By their very nature, reports can be off-putting. They’re formal and full of information — you can feel your enthusiasm for your job evaporating from the cells in your body when your boss hands you a report to review, right? And if this is how you feel, imagine how potential customers might feel if you don’t explain your products or services in an engaging way.
When trying to attract business, you want to incept the name of your company into the minds of potential clients every chance you get. Ink pens, tax folders, and coffee mugs with your institution’s name and logo on them project the image of a company that has its stuff together.
In addition, the more clients see your company’s name, the more they’ll remember it consciously and subconsciously. People go with what they are familiar with — that is the power of brand recognition. If you’re an investment broker, then your success relies wholly upon your ability to get your prospective clients excited about an investment or strategy. Adding color to your investment reports greatly affects how clients view the information that you present to them.
Colors aren’t child’s play — they evoke emotions in people of all ages. A report laid out in black and white will not engage your clients the way a report with blue, green, and yellow content breaks will. Blue invokes trust, yellow emits joy, and green promotes relaxation. Break up your content about the inner-workings of the Keltner channel trading strategy with colorful headers. Use color to make clients feel engaged and even encouraged by the data in your reports.

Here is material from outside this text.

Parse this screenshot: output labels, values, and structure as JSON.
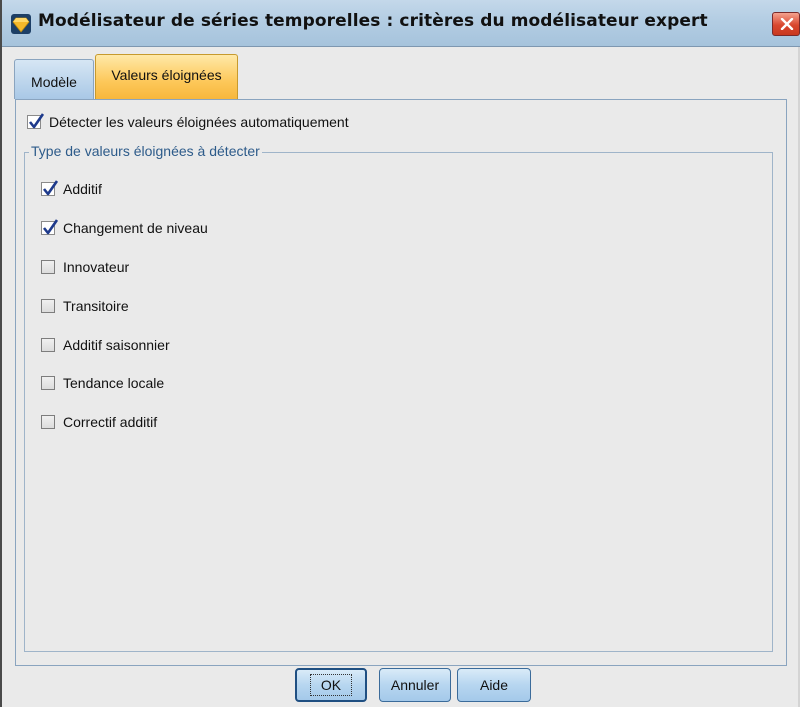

How to captivate with your presentation
Putting together a presentation for your peers and superiors can be a nerve-racking experience. You have all of your facts and figures in place, and that’s just enough to help everyone in your audience catch on some much-needed rest. Your points will never hit home unless you are able to keep the room engaged and “under your spell”, so to speak.
Powerpoint presentations have become the norm for people putting on demonstrations before a group. While Powerpoint is an effective tool for presentations, you need to use it wisely. It can be tempting to put together a movie-like presentation, but going overboard will hurt your cause more than help it.
The flow of your presentation is the most important part. It needs to have a true introduction, body, and conclusion, like an essay. Don’t rely on your visual aids to tell your story for you — familiarize yourself with your key points and important data. You want your production to flow naturally. For that to occur, you have to work in concert with your visual aids.
You want your demonstration to engage your audience, but you don’t want it to distract them from the information that you are giving them. With that in mind, don’t overdo it with the animations. You’re not trying to make the next great Disney Pixar classic. Use animations sparingly and only when they fit with the flow of your presentation.
Finally, remember that practice makes perfect! Put on your presentation in front of a mirror so that you can see what your audience will see. Once you’re confident with your demonstration, put on a practice performance for one of your coworkers. If you can captivate an audience of one, then you can do the same to a boardroom full of your peers.